> **DESCRIPTION OF THE TASK**:
In the entries below, count every line containing "Безопасность". Return the number and nothing else.

> **SUPPLIED MATERIAL**:
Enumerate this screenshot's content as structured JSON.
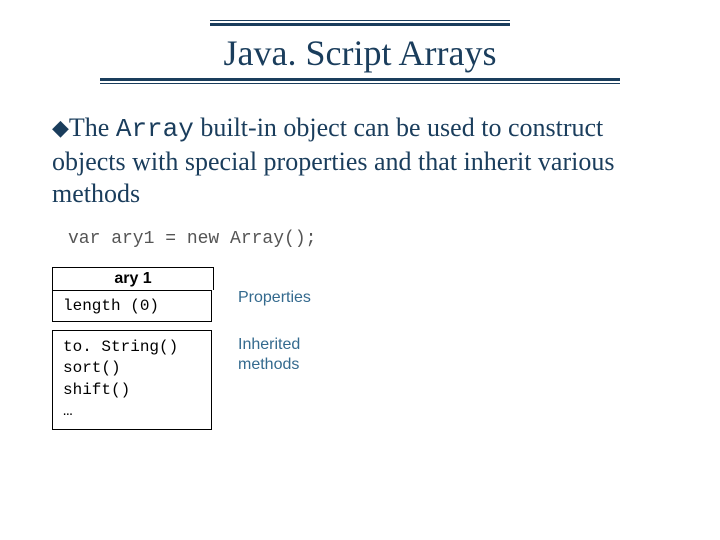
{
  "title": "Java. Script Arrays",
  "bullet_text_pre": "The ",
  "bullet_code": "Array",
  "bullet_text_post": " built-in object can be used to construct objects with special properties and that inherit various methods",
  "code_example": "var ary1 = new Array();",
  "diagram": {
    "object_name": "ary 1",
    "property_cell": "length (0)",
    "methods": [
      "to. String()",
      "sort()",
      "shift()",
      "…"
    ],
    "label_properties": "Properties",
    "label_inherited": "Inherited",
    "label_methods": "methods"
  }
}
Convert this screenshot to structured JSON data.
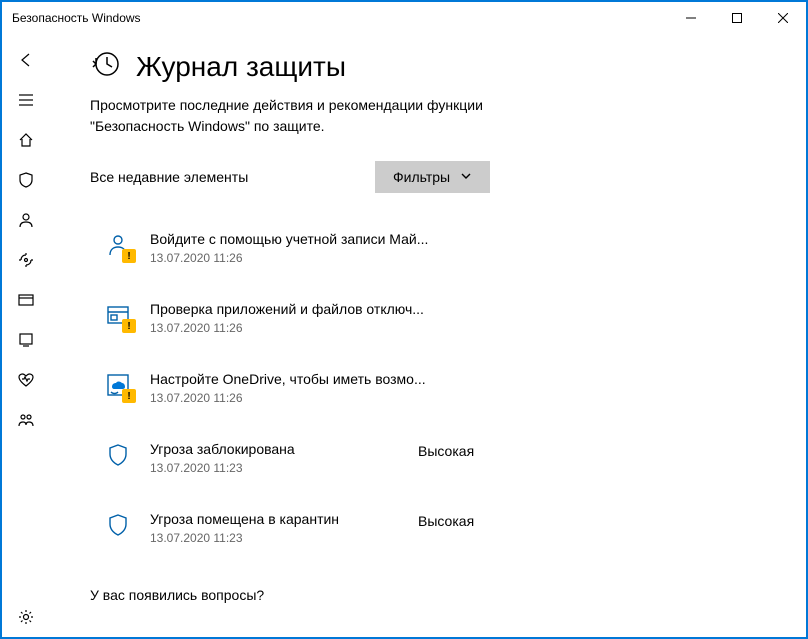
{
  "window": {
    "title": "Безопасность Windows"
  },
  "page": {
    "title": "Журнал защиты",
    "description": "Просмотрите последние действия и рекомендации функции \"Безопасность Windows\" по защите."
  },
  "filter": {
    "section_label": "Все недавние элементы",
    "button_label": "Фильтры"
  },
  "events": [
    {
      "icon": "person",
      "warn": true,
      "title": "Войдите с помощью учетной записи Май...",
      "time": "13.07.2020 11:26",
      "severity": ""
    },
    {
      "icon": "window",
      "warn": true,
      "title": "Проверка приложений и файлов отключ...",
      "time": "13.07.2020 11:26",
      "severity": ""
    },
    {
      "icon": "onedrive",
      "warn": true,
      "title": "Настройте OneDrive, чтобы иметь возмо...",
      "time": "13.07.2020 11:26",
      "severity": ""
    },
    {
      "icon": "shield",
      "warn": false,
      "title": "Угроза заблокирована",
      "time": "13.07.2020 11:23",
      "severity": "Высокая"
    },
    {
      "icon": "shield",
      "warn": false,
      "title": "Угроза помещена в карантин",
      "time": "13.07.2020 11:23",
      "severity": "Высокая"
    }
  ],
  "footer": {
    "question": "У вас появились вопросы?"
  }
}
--
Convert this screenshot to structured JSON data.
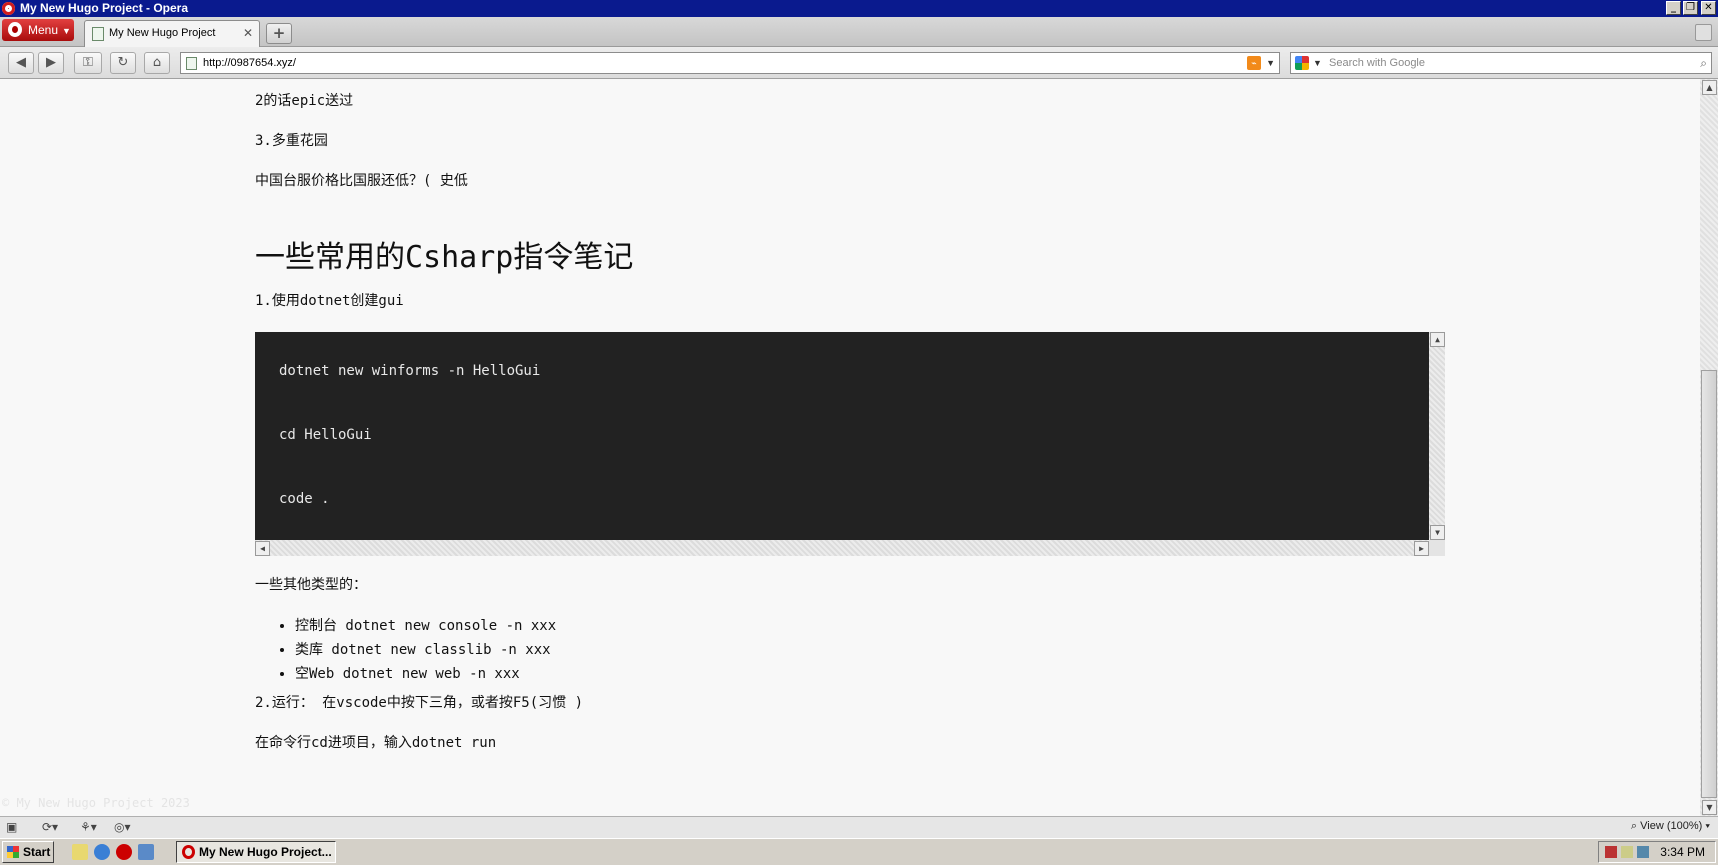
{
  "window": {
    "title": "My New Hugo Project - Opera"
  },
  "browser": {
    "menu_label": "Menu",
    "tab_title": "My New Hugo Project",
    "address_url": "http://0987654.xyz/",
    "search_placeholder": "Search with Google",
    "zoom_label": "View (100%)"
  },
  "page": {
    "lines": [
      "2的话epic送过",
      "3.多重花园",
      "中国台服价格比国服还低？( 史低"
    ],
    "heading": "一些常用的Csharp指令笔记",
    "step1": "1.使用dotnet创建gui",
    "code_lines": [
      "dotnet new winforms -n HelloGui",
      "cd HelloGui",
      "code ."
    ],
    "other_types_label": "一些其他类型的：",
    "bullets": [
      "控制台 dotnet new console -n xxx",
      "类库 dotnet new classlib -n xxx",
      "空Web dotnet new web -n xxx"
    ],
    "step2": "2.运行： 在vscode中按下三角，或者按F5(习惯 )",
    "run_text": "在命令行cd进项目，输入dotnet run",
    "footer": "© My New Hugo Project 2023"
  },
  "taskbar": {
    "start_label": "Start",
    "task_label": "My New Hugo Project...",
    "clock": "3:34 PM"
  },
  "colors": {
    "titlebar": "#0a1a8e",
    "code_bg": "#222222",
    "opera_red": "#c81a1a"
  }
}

> **YOUR RESPONSE**:
2